On Earth, a fast runner takes a few hours to complete a marathon. On Mars, it took the Opportunity rover 11 years. New short video on Opportunity’s marathon trek.

Young fractures on the surface of Europa.  Read more about this image via NASAPhotoJournal
Science Wire | May 18, 2015

Sea salt on Jupiter’s moon Europa

Europa is thought to have a subsurface ocean. Salt from this hidden sea might be emerging in long fractures visible in the moon’s crust.

Blood Falls in Antarctica via ScienceNow in 2009
Science Wire | May 18, 2015

Origin of Antarctica’s eerie Blood Falls

New work confirms zones of liquid salt water hundreds of meters below the bright red waterfall in icy Antarctica, known as Blood Falls.

Sea surface temperature anomalies, or differences from averages, in Celsius for February-March 2014. Image credit: NOAA
Science Wire | May 18, 2015

Pacific ‘blob’ is changing weather patterns

What does this year’s odd U.S. weather have in common with a huge spike in hungry, stranded sea lion pups on California shores? Both are linked to a giant patch of warm ocean water.

Image via Wikimedia Commons.
Science Wire | May 18, 2015

Do nano-sunscreens harm sea life?

Nano particles in sunscreens have been found to harm marine worms, crustaceans, algae, fish and mussels.
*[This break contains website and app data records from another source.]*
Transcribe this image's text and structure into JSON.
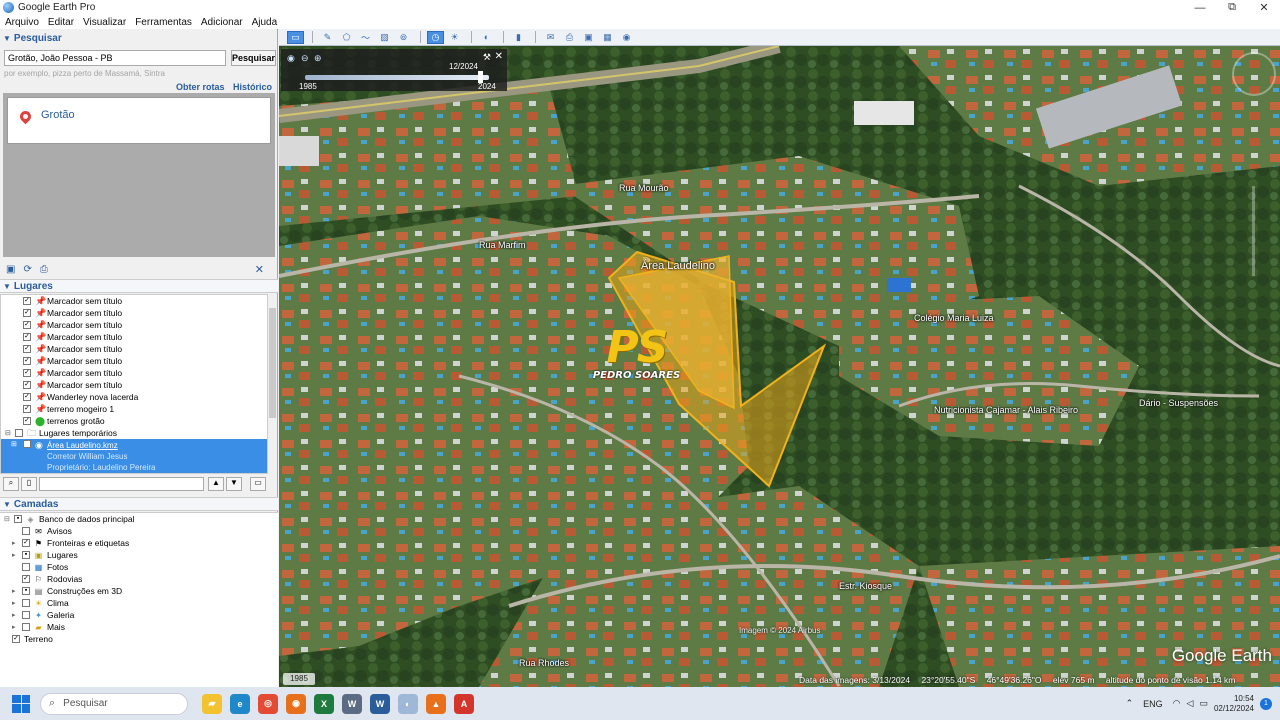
{
  "window": {
    "title": "Google Earth Pro",
    "minimize": "—",
    "maximize": "⧉",
    "close": "✕"
  },
  "menu": [
    "Arquivo",
    "Editar",
    "Visualizar",
    "Ferramentas",
    "Adicionar",
    "Ajuda"
  ],
  "search": {
    "header": "Pesquisar",
    "query": "Grotão, João Pessoa - PB",
    "button": "Pesquisar",
    "hint": "por exemplo, pizza perto de Massamá, Sintra",
    "routes": "Obter rotas",
    "history": "Histórico",
    "result": "Grotão"
  },
  "places": {
    "header": "Lugares",
    "items": [
      "Marcador sem título",
      "Marcador sem título",
      "Marcador sem título",
      "Marcador sem título",
      "Marcador sem título",
      "Marcador sem título",
      "Marcador sem título",
      "Marcador sem título",
      "Wanderley nova lacerda",
      "terreno mogeiro 1",
      "terrenos grotão"
    ],
    "temp_folder": "Lugares temporários",
    "selected": {
      "name": "Área Laudelino.kmz",
      "line1": "Corretor William Jesus",
      "line2": "Proprietário: Laudelino Pereira"
    }
  },
  "layers": {
    "header": "Camadas",
    "items": [
      {
        "label": "Banco de dados principal",
        "icon": "database-icon",
        "checked": true
      },
      {
        "label": "Avisos",
        "icon": "envelope-icon",
        "checked": false
      },
      {
        "label": "Fronteiras e etiquetas",
        "icon": "border-icon",
        "checked": true
      },
      {
        "label": "Lugares",
        "icon": "places-icon",
        "checked": true
      },
      {
        "label": "Fotos",
        "icon": "photo-icon",
        "checked": false
      },
      {
        "label": "Rodovias",
        "icon": "road-icon",
        "checked": true
      },
      {
        "label": "Construções em 3D",
        "icon": "building-icon",
        "checked": true
      },
      {
        "label": "Clima",
        "icon": "weather-icon",
        "checked": false
      },
      {
        "label": "Galeria",
        "icon": "gallery-icon",
        "checked": false
      },
      {
        "label": "Mais",
        "icon": "folder-icon",
        "checked": false
      },
      {
        "label": "Terreno",
        "icon": "",
        "checked": true
      }
    ]
  },
  "historical": {
    "date": "12/2024",
    "start_year": "1985",
    "end_year": "2024",
    "progress": 0.95
  },
  "map": {
    "area_label": "Área Laudelino",
    "labels": {
      "road": "Estr. Kiosque",
      "l1": "Colégio Maria Luiza",
      "l2": "Nutricionista Cajamar - Alais Ribeiro",
      "l3": "Dário - Suspensões",
      "l4": "Rua Mourão",
      "l5": "Rua Marfim",
      "l6": "Rua Rhodes"
    },
    "watermark_logo": "PS",
    "watermark_name": "PEDRO SOARES",
    "brand": "Google Earth",
    "year_badge": "1985",
    "copyright": "Imagem © 2024 Airbus",
    "status": {
      "imagery_date": "Data das imagens: 3/13/2024",
      "lat": "23°20'55.40\"S",
      "lon": "46°49'36.26\"O",
      "elev": "elev   765 m",
      "eye_alt": "altitude do ponto de visão   1.14 km"
    }
  },
  "taskbar": {
    "search": "Pesquisar",
    "lang": "ENG",
    "time": "10:54",
    "date": "02/12/2024",
    "notifications": "1"
  },
  "colors": {
    "area_fill": "#e7a51c",
    "area_stroke": "#f2b21a",
    "accent": "#2a5d9c",
    "selection": "#3a8ee6"
  }
}
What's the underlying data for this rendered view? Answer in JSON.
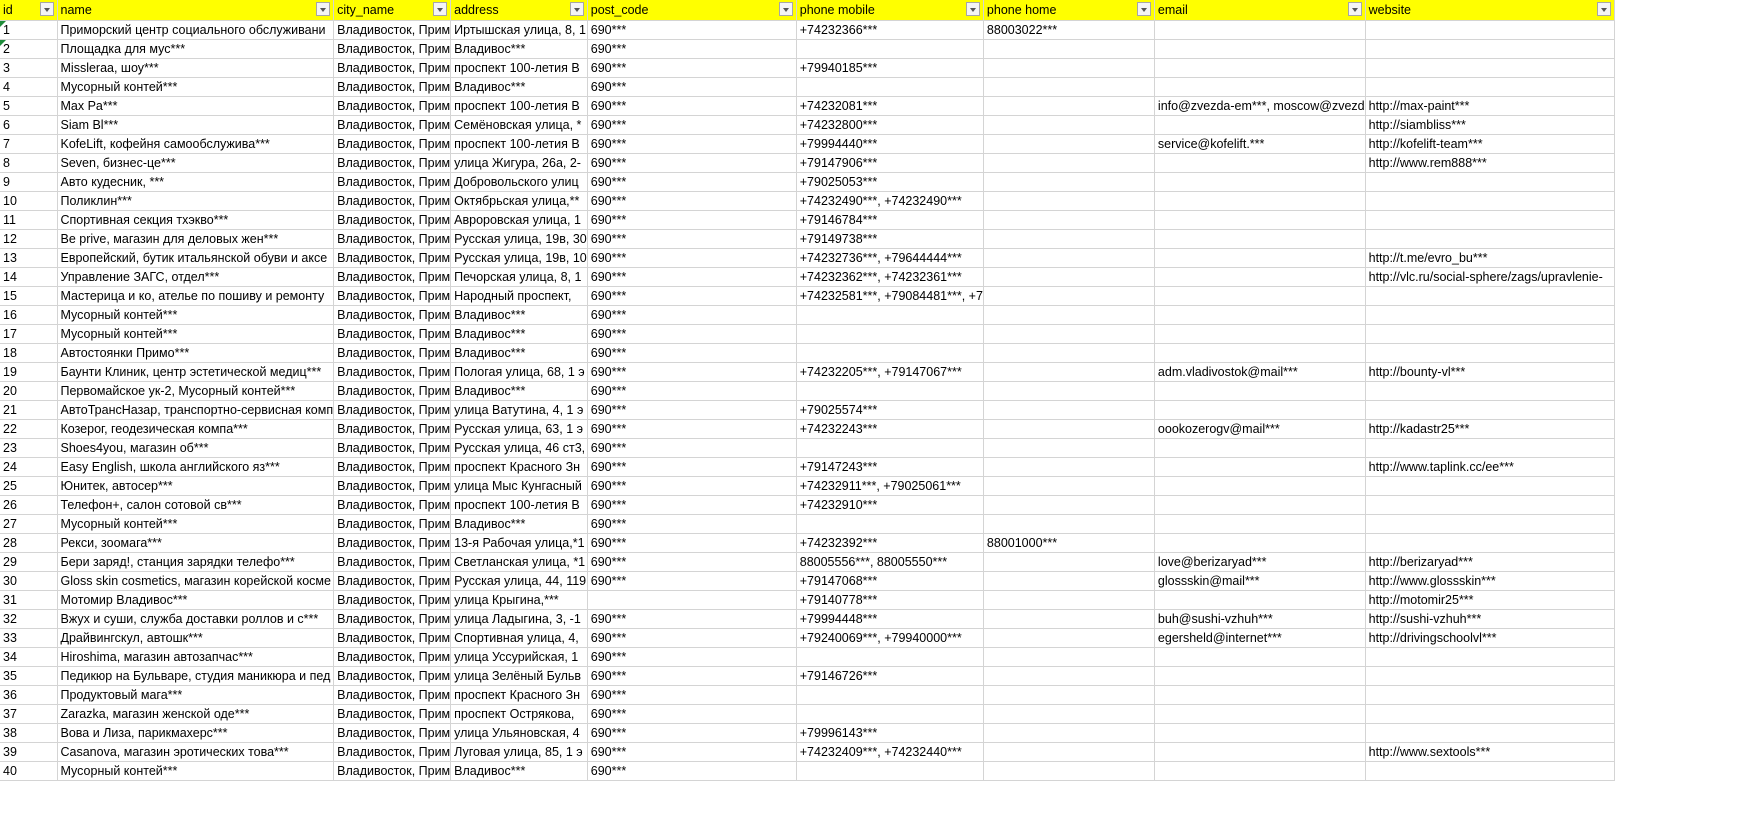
{
  "columns": [
    {
      "key": "id",
      "label": "id"
    },
    {
      "key": "name",
      "label": "name"
    },
    {
      "key": "city",
      "label": "city_name"
    },
    {
      "key": "address",
      "label": "address"
    },
    {
      "key": "post",
      "label": "post_code"
    },
    {
      "key": "mobile",
      "label": "phone mobile"
    },
    {
      "key": "home",
      "label": "phone home"
    },
    {
      "key": "email",
      "label": "email"
    },
    {
      "key": "website",
      "label": "website"
    }
  ],
  "rows": [
    [
      "1",
      "Приморский центр социального обслуживани",
      "Владивосток, Прим",
      "Иртышская улица, 8, 1",
      "690***",
      "+74232366***",
      "88003022***",
      "",
      ""
    ],
    [
      "2",
      "Площадка для мус***",
      "Владивосток, Прим",
      "Владивос***",
      "690***",
      "",
      "",
      "",
      ""
    ],
    [
      "3",
      "Missleraa, шоу***",
      "Владивосток, Прим",
      "проспект 100-летия В",
      "690***",
      "+79940185***",
      "",
      "",
      ""
    ],
    [
      "4",
      "Мусорный контей***",
      "Владивосток, Прим",
      "Владивос***",
      "690***",
      "",
      "",
      "",
      ""
    ],
    [
      "5",
      "Max Pa***",
      "Владивосток, Прим",
      "проспект 100-летия В",
      "690***",
      "+74232081***",
      "",
      "info@zvezda-em***, moscow@zvezd",
      "http://max-paint***"
    ],
    [
      "6",
      "Siam Bl***",
      "Владивосток, Прим",
      "Семёновская улица, *",
      "690***",
      "+74232800***",
      "",
      "",
      "http://siambliss***"
    ],
    [
      "7",
      "KofeLift, кофейня самообслужива***",
      "Владивосток, Прим",
      "проспект 100-летия В",
      "690***",
      "+79994440***",
      "",
      "service@kofelift.***",
      "http://kofelift-team***"
    ],
    [
      "8",
      "Seven, бизнес-це***",
      "Владивосток, Прим",
      "улица Жигура, 26а, 2-",
      "690***",
      "+79147906***",
      "",
      "",
      "http://www.rem888***"
    ],
    [
      "9",
      "Авто кудесник, ***",
      "Владивосток, Прим",
      "Добровольского улиц",
      "690***",
      "+79025053***",
      "",
      "",
      ""
    ],
    [
      "10",
      "Поликлин***",
      "Владивосток, Прим",
      "Октябрьская улица,**",
      "690***",
      "+74232490***, +74232490***",
      "",
      "",
      ""
    ],
    [
      "11",
      "Спортивная секция тхэкво***",
      "Владивосток, Прим",
      "Авроровская улица, 1",
      "690***",
      "+79146784***",
      "",
      "",
      ""
    ],
    [
      "12",
      "Be prive, магазин для деловых жен***",
      "Владивосток, Прим",
      "Русская улица, 19в, 30",
      "690***",
      "+79149738***",
      "",
      "",
      ""
    ],
    [
      "13",
      "Европейский, бутик итальянской обуви и аксе",
      "Владивосток, Прим",
      "Русская улица, 19в, 10",
      "690***",
      "+74232736***, +79644444***",
      "",
      "",
      "http://t.me/evro_bu***"
    ],
    [
      "14",
      "Управление ЗАГС, отдел***",
      "Владивосток, Прим",
      "Печорская улица, 8, 1",
      "690***",
      "+74232362***, +74232361***",
      "",
      "",
      "http://vlc.ru/social-sphere/zags/upravlenie-"
    ],
    [
      "15",
      "Мастерица и ко, ателье по пошиву и ремонту",
      "Владивосток, Прим",
      "Народный проспект,",
      "690***",
      "+74232581***, +79084481***, +7",
      "",
      "",
      ""
    ],
    [
      "16",
      "Мусорный контей***",
      "Владивосток, Прим",
      "Владивос***",
      "690***",
      "",
      "",
      "",
      ""
    ],
    [
      "17",
      "Мусорный контей***",
      "Владивосток, Прим",
      "Владивос***",
      "690***",
      "",
      "",
      "",
      ""
    ],
    [
      "18",
      "Автостоянки Примо***",
      "Владивосток, Прим",
      "Владивос***",
      "690***",
      "",
      "",
      "",
      ""
    ],
    [
      "19",
      "Баунти Клиник, центр эстетической медиц***",
      "Владивосток, Прим",
      "Пологая улица, 68, 1 э",
      "690***",
      "+74232205***, +79147067***",
      "",
      "adm.vladivostok@mail***",
      "http://bounty-vl***"
    ],
    [
      "20",
      "Первомайское ук-2, Мусорный контей***",
      "Владивосток, Прим",
      "Владивос***",
      "690***",
      "",
      "",
      "",
      ""
    ],
    [
      "21",
      "АвтоТрансНазар, транспортно-сервисная комп",
      "Владивосток, Прим",
      "улица Ватутина, 4, 1 э",
      "690***",
      "+79025574***",
      "",
      "",
      ""
    ],
    [
      "22",
      "Козерог, геодезическая компа***",
      "Владивосток, Прим",
      "Русская улица, 63, 1 э",
      "690***",
      "+74232243***",
      "",
      "oookozerogv@mail***",
      "http://kadastr25***"
    ],
    [
      "23",
      "Shoes4you, магазин об***",
      "Владивосток, Прим",
      "Русская улица, 46 ст3,",
      "690***",
      "",
      "",
      "",
      ""
    ],
    [
      "24",
      "Easy English, школа английского яз***",
      "Владивосток, Прим",
      "проспект Красного Зн",
      "690***",
      "+79147243***",
      "",
      "",
      "http://www.taplink.cc/ee***"
    ],
    [
      "25",
      "Юнитек, автосер***",
      "Владивосток, Прим",
      "улица Мыс Кунгасный",
      "690***",
      "+74232911***, +79025061***",
      "",
      "",
      ""
    ],
    [
      "26",
      "Телефон+, салон сотовой св***",
      "Владивосток, Прим",
      "проспект 100-летия В",
      "690***",
      "+74232910***",
      "",
      "",
      ""
    ],
    [
      "27",
      "Мусорный контей***",
      "Владивосток, Прим",
      "Владивос***",
      "690***",
      "",
      "",
      "",
      ""
    ],
    [
      "28",
      "Рекси, зоомага***",
      "Владивосток, Прим",
      "13-я Рабочая улица,*1",
      "690***",
      "+74232392***",
      "88001000***",
      "",
      ""
    ],
    [
      "29",
      "Бери заряд!, станция зарядки телефо***",
      "Владивосток, Прим",
      "Светланская улица, *1",
      "690***",
      "88005556***, 88005550***",
      "",
      "love@berizaryad***",
      "http://berizaryad***"
    ],
    [
      "30",
      "Gloss skin cosmetics, магазин корейской косме",
      "Владивосток, Прим",
      "Русская улица, 44, 119",
      "690***",
      "+79147068***",
      "",
      "glossskin@mail***",
      "http://www.glossskin***"
    ],
    [
      "31",
      "Мотомир Владивос***",
      "Владивосток, Прим",
      "улица Крыгина,***",
      "",
      "+79140778***",
      "",
      "",
      "http://motomir25***"
    ],
    [
      "32",
      "Вжух и суши, служба доставки роллов и с***",
      "Владивосток, Прим",
      "улица Ладыгина, 3, -1",
      "690***",
      "+79994448***",
      "",
      "buh@sushi-vzhuh***",
      "http://sushi-vzhuh***"
    ],
    [
      "33",
      "Драйвингскул, автошк***",
      "Владивосток, Прим",
      "Спортивная улица, 4,",
      "690***",
      "+79240069***, +79940000***",
      "",
      "egersheld@internet***",
      "http://drivingschoolvl***"
    ],
    [
      "34",
      "Hiroshima, магазин автозапчас***",
      "Владивосток, Прим",
      "улица Уссурийская, 1",
      "690***",
      "",
      "",
      "",
      ""
    ],
    [
      "35",
      "Педикюр на Бульваре, студия маникюра и пед",
      "Владивосток, Прим",
      "улица Зелёный Бульв",
      "690***",
      "+79146726***",
      "",
      "",
      ""
    ],
    [
      "36",
      "Продуктовый мага***",
      "Владивосток, Прим",
      "проспект Красного Зн",
      "690***",
      "",
      "",
      "",
      ""
    ],
    [
      "37",
      "Zarazka, магазин женской оде***",
      "Владивосток, Прим",
      "проспект Острякова,",
      "690***",
      "",
      "",
      "",
      ""
    ],
    [
      "38",
      "Вова и Лиза, парикмахерс***",
      "Владивосток, Прим",
      "улица Ульяновская, 4",
      "690***",
      "+79996143***",
      "",
      "",
      ""
    ],
    [
      "39",
      "Casanova, магазин эротических това***",
      "Владивосток, Прим",
      "Луговая улица, 85, 1 э",
      "690***",
      "+74232409***, +74232440***",
      "",
      "",
      "http://www.sextools***"
    ],
    [
      "40",
      "Мусорный контей***",
      "Владивосток, Прим",
      "Владивос***",
      "690***",
      "",
      "",
      "",
      ""
    ]
  ],
  "colors": {
    "header_bg": "#ffff00",
    "grid": "#d4d4d4",
    "comment_marker": "#1e8c3a"
  },
  "icons": {
    "filter": "filter-dropdown-icon",
    "comment": "comment-marker-icon"
  }
}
A new study shows their negative effect on sea urchin embryos, too.

Artist's concept of a quasar, via European Southern Observatory
Science Wire | May 17, 2015

Four quasars in a row

Astronomers at Keck Observatory in Hawaii have found a quartet of quasars, embedded in a giant nebula of cool, dense gas. The odds of four of them being so closely packed purely by chance is about 1 in 10 million.

The still unraveling remains of supernova 1987A are shown here in this image taken by NASA's Hubble Space Telescope. The bright ring consists of material ejected from the dying star before it detonated. The ring is being lit up by the explosion's shock wave. Image credit: ESA/Hubble & NASA
Science Wire | May 15, 2015

Watch off-kilter explosion of supergiant star

This one-minute animation shows the shock wave that is created when the core of a massive star collapses.

Moon shot with blue filter via our friend Jv Noriega
Science Wire | May 15, 2015

When is the next Blue Moon?

A Blue Moon can be the second of two full moons in a month. Or it can be third of four full moons in a season. Next Blue Moon is the second full moon of July, 2015.

Great white, via sharkfacts.com
Science Wire | May 14, 2015

Shark finning is brutal and sad

Startling infographic about the cruel practice of shark finning, and a word about overfishing from an expert.

pluto-timeline-cp
Science Wire | May 14, 2015

New Horizons’ first photos of Pluto’s smallest moons

With its close encounter with Pluto still two months away, New Horizons’ powerful camera has caught a glimpse of tiny moons Kerberos and Styx!

M13
Science Wire | May 14, 2015

Astronomers find dark globular clusters

They believe there’s unexpected dark matter – or black holes – in the mysterious clusters orbiting the center of the giant galaxy Centaurus A.